Test data requirements for REACH – use of Waivers and alternative to testing

REACH registration does not require test data on all endpoints – it is sufficient to provide justified waivers or use justifiable alternatives.  Annex XI of REACH makes this very clear.

Waivers for testing or use of non-laboratory data for hazard assessment (Chemical Safety Assessment) must be considered before performing new tests; this is especially important to avoid unnecessary animal testing.

Denehurst can provide services to reduce the impact of laboratory testing by assessing potential for waivers or use of non-laboratory data

Link to Laboratory Testing  page

Link to Animal Testing policy 


It is not necessary to perform expensive laboratory tests for every endpoint listed.  There is no obligation to perform every test on the lists provided in Annexes VII – X of REACH and within these Annexes, reasons for waivers are provided. Note that Annex XI of REACH describes how waivers and alternatives to testing can be considered.

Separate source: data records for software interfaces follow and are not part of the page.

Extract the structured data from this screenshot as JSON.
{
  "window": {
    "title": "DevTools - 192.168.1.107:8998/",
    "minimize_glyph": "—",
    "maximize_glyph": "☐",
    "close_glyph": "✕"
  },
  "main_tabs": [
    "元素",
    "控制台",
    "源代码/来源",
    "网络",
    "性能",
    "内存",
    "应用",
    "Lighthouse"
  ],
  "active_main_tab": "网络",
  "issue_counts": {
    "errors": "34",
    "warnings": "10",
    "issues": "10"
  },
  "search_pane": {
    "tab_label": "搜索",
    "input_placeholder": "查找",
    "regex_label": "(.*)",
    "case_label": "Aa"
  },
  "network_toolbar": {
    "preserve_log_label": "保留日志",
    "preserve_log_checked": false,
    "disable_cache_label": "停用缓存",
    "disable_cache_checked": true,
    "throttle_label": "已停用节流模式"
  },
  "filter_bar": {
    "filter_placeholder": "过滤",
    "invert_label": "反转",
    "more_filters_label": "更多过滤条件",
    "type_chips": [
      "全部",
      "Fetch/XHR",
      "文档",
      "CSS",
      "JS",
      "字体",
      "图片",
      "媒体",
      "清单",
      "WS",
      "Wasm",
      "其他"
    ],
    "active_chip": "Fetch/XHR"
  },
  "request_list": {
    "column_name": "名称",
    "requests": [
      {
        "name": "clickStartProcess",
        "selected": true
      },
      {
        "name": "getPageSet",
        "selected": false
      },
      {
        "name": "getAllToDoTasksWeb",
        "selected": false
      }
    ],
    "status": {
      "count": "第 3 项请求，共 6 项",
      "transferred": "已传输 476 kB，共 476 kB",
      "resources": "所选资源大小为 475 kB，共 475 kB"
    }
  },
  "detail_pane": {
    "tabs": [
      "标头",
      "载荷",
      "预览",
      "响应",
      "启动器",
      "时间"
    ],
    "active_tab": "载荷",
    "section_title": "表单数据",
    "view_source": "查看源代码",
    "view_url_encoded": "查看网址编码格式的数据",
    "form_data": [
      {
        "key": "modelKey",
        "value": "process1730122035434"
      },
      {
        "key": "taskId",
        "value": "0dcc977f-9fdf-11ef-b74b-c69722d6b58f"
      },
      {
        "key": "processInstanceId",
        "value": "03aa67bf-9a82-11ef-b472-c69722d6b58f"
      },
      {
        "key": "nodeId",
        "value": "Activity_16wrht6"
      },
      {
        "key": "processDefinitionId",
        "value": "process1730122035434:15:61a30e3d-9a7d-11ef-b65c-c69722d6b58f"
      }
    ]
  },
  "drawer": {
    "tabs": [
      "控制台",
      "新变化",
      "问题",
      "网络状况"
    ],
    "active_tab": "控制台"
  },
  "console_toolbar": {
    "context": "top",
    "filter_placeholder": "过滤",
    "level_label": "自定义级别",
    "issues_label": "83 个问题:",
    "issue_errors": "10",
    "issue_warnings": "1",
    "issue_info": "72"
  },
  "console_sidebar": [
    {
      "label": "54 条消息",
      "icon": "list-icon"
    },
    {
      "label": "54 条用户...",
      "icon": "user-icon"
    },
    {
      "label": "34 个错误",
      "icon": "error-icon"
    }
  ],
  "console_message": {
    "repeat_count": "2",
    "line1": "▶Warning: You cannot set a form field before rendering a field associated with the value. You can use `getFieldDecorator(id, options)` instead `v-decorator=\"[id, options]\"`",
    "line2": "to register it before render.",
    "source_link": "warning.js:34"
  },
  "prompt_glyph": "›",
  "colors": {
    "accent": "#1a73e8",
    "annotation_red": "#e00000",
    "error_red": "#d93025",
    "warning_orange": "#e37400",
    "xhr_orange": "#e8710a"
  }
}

Denehurst can help registrants with the justification for waivers or to help justify read-across and models to avoid excessive laboratory testing. There is an ethical requirement to minimise animal testing and it is important not to be drawn into testing on the basis that ‘it is only a couple of thousand Euros for each registrants, so may as well get it done’.  As long as a waiver is thought through and can be justified, the worst that can happen in the future is that ECHA will ask for further justification or perhaps testing; registrants will be given time to do this and while new work is being performed, supply can continue.  

In the absence of existing data, IUCLID data summary sections provide an opportunity for registrants to request waivers based on

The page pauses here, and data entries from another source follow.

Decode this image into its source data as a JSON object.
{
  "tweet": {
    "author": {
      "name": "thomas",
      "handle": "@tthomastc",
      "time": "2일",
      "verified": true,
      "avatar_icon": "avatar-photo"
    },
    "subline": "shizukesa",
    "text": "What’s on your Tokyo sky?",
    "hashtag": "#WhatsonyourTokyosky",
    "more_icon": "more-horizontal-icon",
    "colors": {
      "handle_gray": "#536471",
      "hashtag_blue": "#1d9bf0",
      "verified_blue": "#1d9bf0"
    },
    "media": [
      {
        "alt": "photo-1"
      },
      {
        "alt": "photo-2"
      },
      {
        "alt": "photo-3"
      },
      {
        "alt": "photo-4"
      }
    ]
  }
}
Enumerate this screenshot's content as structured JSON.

  • Study technically not feasible
  • Study scientifically unjustified
  • Exposure considerations
  • Other justification

Whatever type of Waiver is selected, the IUCLID system that required a justification. These are generally sensible, but sometimes no suitable option is provided and ‘other’ needs to be selected and explained in the text field.

If using the ‘other’ option, this will alert the Regulatory Agencies and this part of the dossier will be scrutinised – for EU REACH, ECHA need a lot of convincing in some cases that anything other than a pre-listed option in the IUCLID justification is acceptable.

There are many examples of when waivers will apply, but these will be especially applicable for industrial uses of substances.  The most extreme set of ‘waivers’ is the supply of intermediates under strictly controlled conditions and in these cases, data requirements are limited; however, if failing to meet ‘strictly controlled’, but there is still reasonable level of control, reduced testing is possible.